Salute to Foster, Adoptive, and Step Dads
You certainly don’t have to be the biological father of a baby to be a wonderful dad! WildCare’s Wildlife Ambassador American Kestrel Kele is a testament to that.
But Kele seems to have been raised as a pet– he came to WildCare after landing at a family’s picnic and attempting to steal food from their hands. Based on his behavior, we suspect he was taken from the wild as a baby and reared by humans who then released him, assuming he would know how to hunt on his own. He apparently wasn’t able to successfully hunt, and he was emaciated and dehydrated upon intake to WildCare. Kele now lives in our Courtyard as one of our educational animals.
When we admitted a baby kestrel to the Wildlife Hospital, our first thought was to get the baby a foster parent. Kestrels are high stress patients, and difficult to raise. We didn’t know if Kele would have the instincts of a wild father kestrel to care for a chick, but we thought we’d give him the chance. After an introductory period, we placed the chick and a camera into a carrier and gave Kele plenty of food to potentially bring to the baby.
We were incredibly gratified to see that Kele is a WONDERFUL dad! Watch him gently care for the chick in the video below, and appreciate how much this funny wobbly baby benefited from Kele’s care! Kele has helped successfully rear three kestrel chicks, demonstrating what an excellent dad he is to chicks of all ages.
WildCare wishes dads of ALL types and all species a very happy Father’s Day!
Watch Kele the American Kestrel show off his parenting skills with a foster chick in the Wildlife Hospital.
$25 could purchase a heating pad (to substitute for a mother’s warmth) that will see several groups of orphaned wild babies through their first months of care.
$50 could provide nearly a week’s worth of fruits and vegetables full of necessary nutrients to help your babies grow up strong and healthy.
$100 could buy a good gram scale that will help our babies’ foster care providers quickly determine if a problem is developing.
$250 could help purchase a brooder box or an incubator to keep babies warm and safe when they are at their smallest.
$500 could pay for enclosures, fencing or caging to give babies the space they need to learn survival skills and build strength for release.
WildCare supporter Eileen sent this wonderful video of coyote pups playing on her back deck. Mom, dad and the
entire extended coyote family work hard to raise healthy pups like these!
Since mammal mothers have mammary glands that provide nourishment for the young, mammal fathers aren’t as necessary as food providers. But there are exceptions.
Aside from some primate fathers (like ours) and those of a few other species, the canines win paws-down. Fox, coyote and wolf fathers all play a major role in canine family life.
Coyotes and wolves live in extended family packs, and the whole family helps feed, protect and babysit the new pups. The WildCare supporter Eileen who filmed the coyote pups on her back deck (above) says she’s seen the parent coyotes sunning themselves down the garden, and this healthy brood of playful young coyotes is a testament to the hard work of mom, dad, and the whole family.

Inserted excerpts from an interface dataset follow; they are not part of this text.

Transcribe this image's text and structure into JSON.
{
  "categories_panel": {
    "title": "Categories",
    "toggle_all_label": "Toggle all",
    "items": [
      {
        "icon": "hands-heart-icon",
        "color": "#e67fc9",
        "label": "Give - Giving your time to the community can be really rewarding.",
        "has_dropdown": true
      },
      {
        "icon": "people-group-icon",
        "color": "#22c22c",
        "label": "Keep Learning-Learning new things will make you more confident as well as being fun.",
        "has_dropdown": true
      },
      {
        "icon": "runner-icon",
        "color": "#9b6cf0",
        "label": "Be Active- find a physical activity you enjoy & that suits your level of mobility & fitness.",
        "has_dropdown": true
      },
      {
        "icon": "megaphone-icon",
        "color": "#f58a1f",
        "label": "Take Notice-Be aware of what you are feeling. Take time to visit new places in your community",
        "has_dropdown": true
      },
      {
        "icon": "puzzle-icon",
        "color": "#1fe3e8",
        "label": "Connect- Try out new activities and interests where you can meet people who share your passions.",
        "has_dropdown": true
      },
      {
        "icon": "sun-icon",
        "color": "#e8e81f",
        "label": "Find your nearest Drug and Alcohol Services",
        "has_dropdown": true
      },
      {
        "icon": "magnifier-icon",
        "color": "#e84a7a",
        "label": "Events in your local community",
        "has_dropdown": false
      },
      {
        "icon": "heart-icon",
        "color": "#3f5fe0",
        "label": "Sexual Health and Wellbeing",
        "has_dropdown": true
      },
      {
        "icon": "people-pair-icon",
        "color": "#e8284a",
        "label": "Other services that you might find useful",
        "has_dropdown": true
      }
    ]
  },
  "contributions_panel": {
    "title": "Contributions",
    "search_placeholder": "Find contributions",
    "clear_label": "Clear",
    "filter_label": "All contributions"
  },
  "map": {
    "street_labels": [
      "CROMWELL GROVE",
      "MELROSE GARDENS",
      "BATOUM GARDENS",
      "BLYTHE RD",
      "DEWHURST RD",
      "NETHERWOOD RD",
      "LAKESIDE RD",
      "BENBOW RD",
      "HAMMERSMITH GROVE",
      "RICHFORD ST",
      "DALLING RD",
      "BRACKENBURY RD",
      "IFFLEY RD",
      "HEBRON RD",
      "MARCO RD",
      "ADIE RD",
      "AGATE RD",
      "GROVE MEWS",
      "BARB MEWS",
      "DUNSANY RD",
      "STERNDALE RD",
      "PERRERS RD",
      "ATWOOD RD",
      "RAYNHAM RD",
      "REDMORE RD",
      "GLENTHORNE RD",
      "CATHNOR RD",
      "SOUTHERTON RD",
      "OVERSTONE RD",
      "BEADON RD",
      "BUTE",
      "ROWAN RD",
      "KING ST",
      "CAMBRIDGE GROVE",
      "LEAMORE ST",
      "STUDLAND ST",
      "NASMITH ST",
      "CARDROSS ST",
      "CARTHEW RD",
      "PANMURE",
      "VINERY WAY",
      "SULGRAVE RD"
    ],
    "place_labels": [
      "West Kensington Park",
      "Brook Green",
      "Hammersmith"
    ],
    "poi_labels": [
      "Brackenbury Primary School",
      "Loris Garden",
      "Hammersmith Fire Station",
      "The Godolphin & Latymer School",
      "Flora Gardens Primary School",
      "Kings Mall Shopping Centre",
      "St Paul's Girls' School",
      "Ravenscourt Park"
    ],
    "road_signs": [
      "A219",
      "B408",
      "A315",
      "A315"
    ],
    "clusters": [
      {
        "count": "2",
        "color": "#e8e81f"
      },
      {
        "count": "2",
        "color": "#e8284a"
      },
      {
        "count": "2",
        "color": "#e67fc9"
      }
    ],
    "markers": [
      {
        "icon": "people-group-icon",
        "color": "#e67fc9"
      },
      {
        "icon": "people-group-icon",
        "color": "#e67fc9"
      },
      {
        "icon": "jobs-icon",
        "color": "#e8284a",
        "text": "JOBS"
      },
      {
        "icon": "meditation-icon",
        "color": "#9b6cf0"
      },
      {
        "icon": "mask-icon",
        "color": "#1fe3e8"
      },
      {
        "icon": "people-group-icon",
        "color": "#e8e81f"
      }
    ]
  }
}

Gray Foxes live in a nuclear family of just parents and young, and the father hunts and brings food to his mate while the pups are nursing. Later he’ll bring food and prey to the young and teach them to hunt for themselves. Fox fathers have also been observed engaging in lively games with their pups.

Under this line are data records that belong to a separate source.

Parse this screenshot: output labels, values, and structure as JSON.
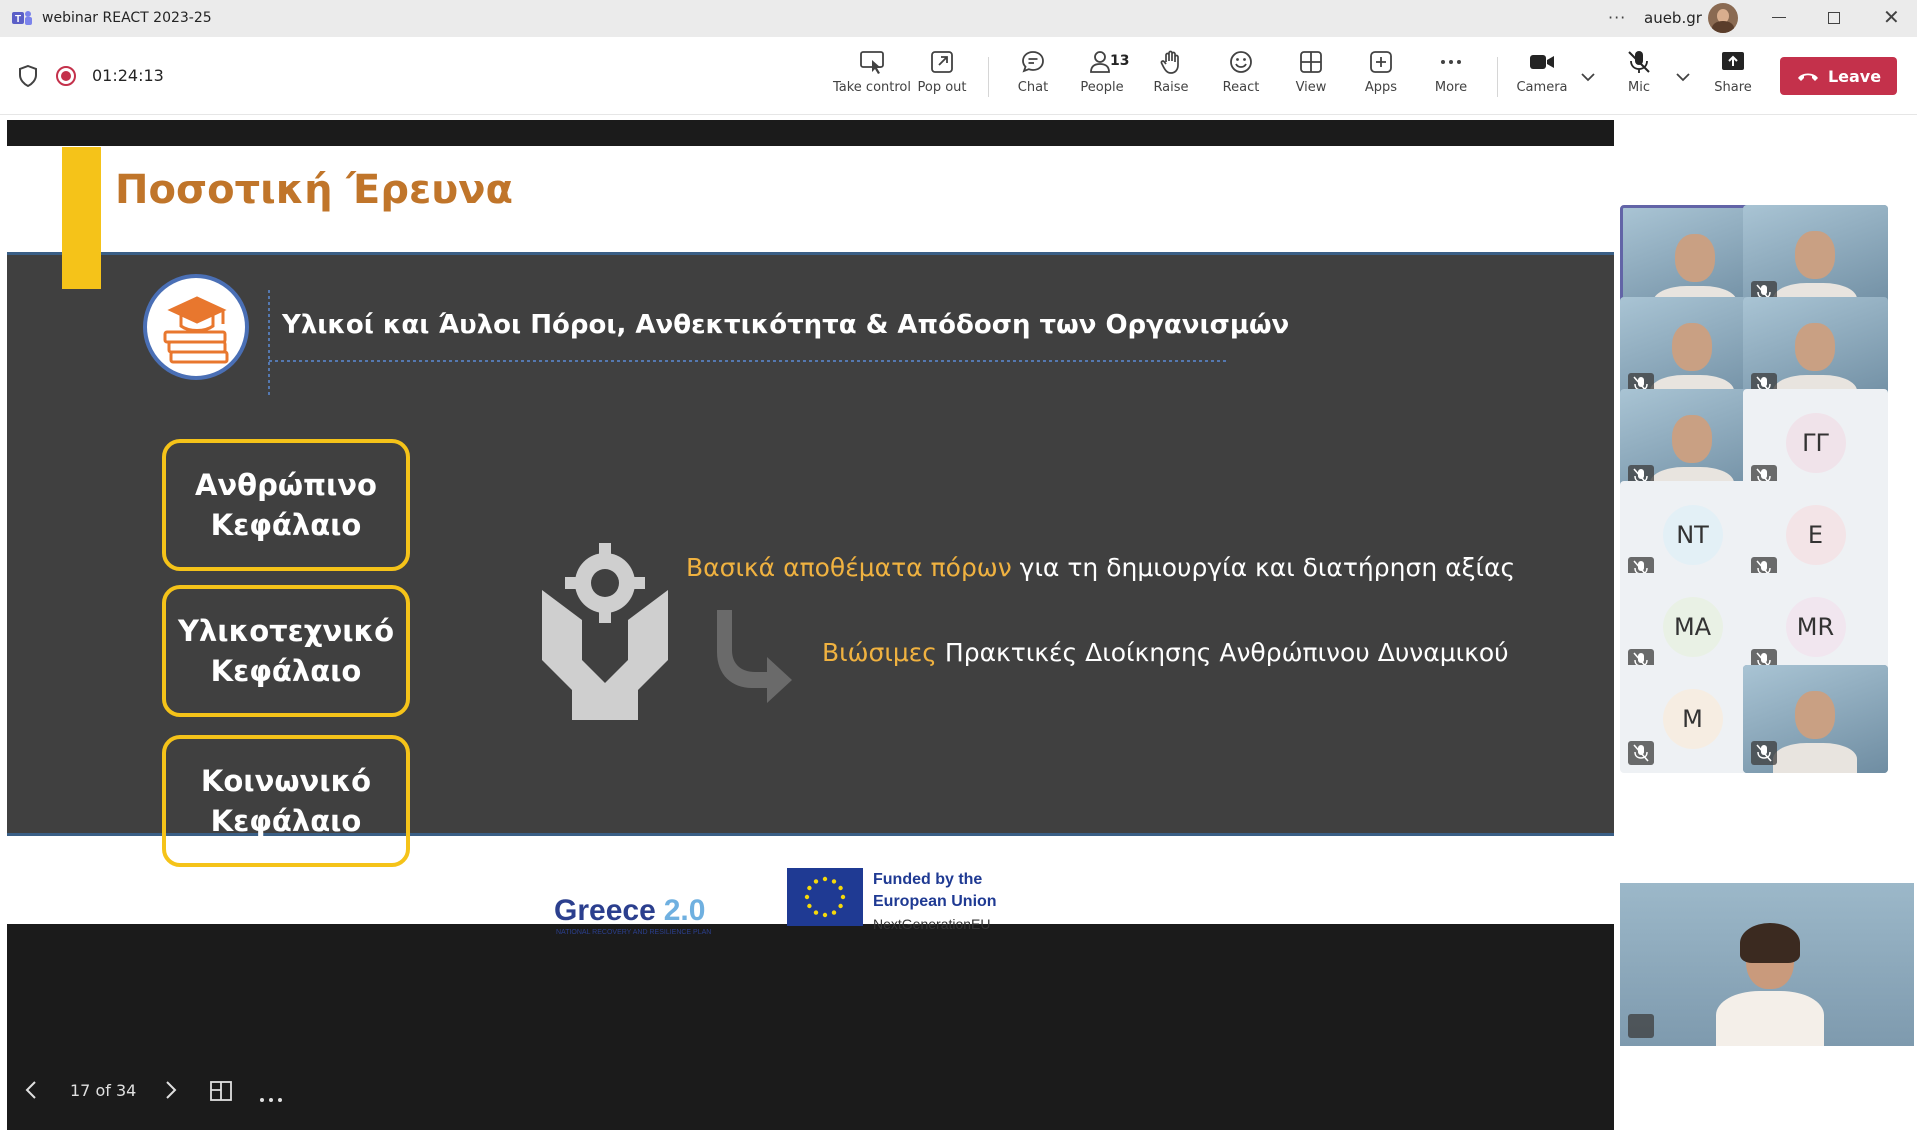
{
  "window": {
    "title": "webinar REACT 2023-25",
    "account": "aueb.gr",
    "more_label": "···"
  },
  "meeting": {
    "timer": "01:24:13",
    "people_count": "13",
    "leave_label": "Leave"
  },
  "toolbar": {
    "take_control": "Take control",
    "pop_out": "Pop out",
    "chat": "Chat",
    "people": "People",
    "raise": "Raise",
    "react": "React",
    "view": "View",
    "apps": "Apps",
    "more": "More",
    "camera": "Camera",
    "mic": "Mic",
    "share": "Share"
  },
  "slide": {
    "title": "Ποσοτική Έρευνα",
    "subtitle": "Υλικοί και Άυλοι Πόροι, Ανθεκτικότητα & Απόδοση των Οργανισμών",
    "capitals": [
      {
        "line1": "Ανθρώπινο",
        "line2": "Κεφάλαιο"
      },
      {
        "line1": "Υλικοτεχνικό",
        "line2": "Κεφάλαιο"
      },
      {
        "line1": "Κοινωνικό",
        "line2": "Κεφάλαιο"
      }
    ],
    "line1_highlight": "Βασικά αποθέματα πόρων",
    "line1_rest": "για τη δημιουργία και διατήρηση αξίας",
    "line2_highlight": "Βιώσιμες",
    "line2_rest": "Πρακτικές Διοίκησης Ανθρώπινου Δυναμικού",
    "footer_greece_word": "Greece",
    "footer_greece_version": "2.0",
    "footer_greece_tagline": "NATIONAL RECOVERY AND RESILIENCE PLAN",
    "footer_eu_line1": "Funded by the",
    "footer_eu_line2": "European Union",
    "footer_eu_line3": "NextGenerationEU"
  },
  "slide_nav": {
    "position": "17 of 34"
  },
  "participants": [
    {
      "initials": "",
      "video": true
    },
    {
      "initials": "",
      "video": true
    },
    {
      "initials": "",
      "video": true
    },
    {
      "initials": "",
      "video": true
    },
    {
      "initials": "",
      "video": true
    },
    {
      "initials": "ΓΓ",
      "video": false
    },
    {
      "initials": "NT",
      "video": false
    },
    {
      "initials": "E",
      "video": false
    },
    {
      "initials": "MA",
      "video": false
    },
    {
      "initials": "MR",
      "video": false
    },
    {
      "initials": "M",
      "video": false
    },
    {
      "initials": "",
      "video": true
    }
  ],
  "colors": {
    "accent_yellow": "#f5c319",
    "title_orange": "#c0752a",
    "highlight_orange": "#f0b240",
    "leave_red": "#c4314b",
    "slide_gray": "#404040"
  }
}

WildCare supporter Danielle sent us these special moments with
the Gray Fox family that shares her backyard.